Type out every line of the data again, exactly.
Segment Start: EXCERPTED RECORDS
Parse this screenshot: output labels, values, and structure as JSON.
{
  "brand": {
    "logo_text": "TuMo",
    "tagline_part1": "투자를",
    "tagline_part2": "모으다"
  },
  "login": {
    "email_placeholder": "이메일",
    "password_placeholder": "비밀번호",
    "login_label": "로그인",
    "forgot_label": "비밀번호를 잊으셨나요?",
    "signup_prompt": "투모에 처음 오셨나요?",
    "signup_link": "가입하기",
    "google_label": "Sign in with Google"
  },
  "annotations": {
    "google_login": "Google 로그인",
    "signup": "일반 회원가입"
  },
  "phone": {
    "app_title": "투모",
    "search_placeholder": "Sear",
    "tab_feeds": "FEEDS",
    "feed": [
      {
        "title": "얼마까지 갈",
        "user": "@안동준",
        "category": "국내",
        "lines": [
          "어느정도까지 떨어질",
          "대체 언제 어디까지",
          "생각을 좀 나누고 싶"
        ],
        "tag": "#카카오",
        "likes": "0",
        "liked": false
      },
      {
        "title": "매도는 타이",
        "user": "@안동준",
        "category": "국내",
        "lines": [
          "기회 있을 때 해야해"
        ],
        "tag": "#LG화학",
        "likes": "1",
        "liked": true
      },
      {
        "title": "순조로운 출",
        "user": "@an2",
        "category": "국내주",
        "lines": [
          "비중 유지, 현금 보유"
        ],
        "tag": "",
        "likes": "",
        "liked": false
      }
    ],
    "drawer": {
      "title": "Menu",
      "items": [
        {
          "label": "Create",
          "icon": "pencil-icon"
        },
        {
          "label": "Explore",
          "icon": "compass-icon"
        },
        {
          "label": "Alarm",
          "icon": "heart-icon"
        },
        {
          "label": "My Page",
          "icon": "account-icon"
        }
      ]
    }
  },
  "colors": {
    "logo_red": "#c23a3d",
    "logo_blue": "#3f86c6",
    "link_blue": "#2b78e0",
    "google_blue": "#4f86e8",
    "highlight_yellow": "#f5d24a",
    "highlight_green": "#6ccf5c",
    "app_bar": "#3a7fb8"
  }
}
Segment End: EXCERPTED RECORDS
## [FINAL ANSWER]
Parse this screenshot: output labels, values, and structure as JSON.
{
  "brand": {
    "logo_text": "TuMo",
    "tagline_part1": "투자를",
    "tagline_part2": "모으다"
  },
  "login": {
    "email_placeholder": "이메일",
    "password_placeholder": "비밀번호",
    "login_label": "로그인",
    "forgot_label": "비밀번호를 잊으셨나요?",
    "signup_prompt": "투모에 처음 오셨나요?",
    "signup_link": "가입하기",
    "google_label": "Sign in with Google"
  },
  "annotations": {
    "google_login": "Google 로그인",
    "signup": "일반 회원가입"
  },
  "phone": {
    "app_title": "투모",
    "search_placeholder": "Sear",
    "tab_feeds": "FEEDS",
    "feed": [
      {
        "title": "얼마까지 갈",
        "user": "@안동준",
        "category": "국내",
        "lines": [
          "어느정도까지 떨어질",
          "대체 언제 어디까지",
          "생각을 좀 나누고 싶"
        ],
        "tag": "#카카오",
        "likes": "0",
        "liked": false
      },
      {
        "title": "매도는 타이",
        "user": "@안동준",
        "category": "국내",
        "lines": [
          "기회 있을 때 해야해"
        ],
        "tag": "#LG화학",
        "likes": "1",
        "liked": true
      },
      {
        "title": "순조로운 출",
        "user": "@an2",
        "category": "국내주",
        "lines": [
          "비중 유지, 현금 보유"
        ],
        "tag": "",
        "likes": "",
        "liked": false
      }
    ],
    "drawer": {
      "title": "Menu",
      "items": [
        {
          "label": "Create",
          "icon": "pencil-icon"
        },
        {
          "label": "Explore",
          "icon": "compass-icon"
        },
        {
          "label": "Alarm",
          "icon": "heart-icon"
        },
        {
          "label": "My Page",
          "icon": "account-icon"
        }
      ]
    }
  },
  "colors": {
    "logo_red": "#c23a3d",
    "logo_blue": "#3f86c6",
    "link_blue": "#2b78e0",
    "google_blue": "#4f86e8",
    "highlight_yellow": "#f5d24a",
    "highlight_green": "#6ccf5c",
    "app_bar": "#3a7fb8"
  }
}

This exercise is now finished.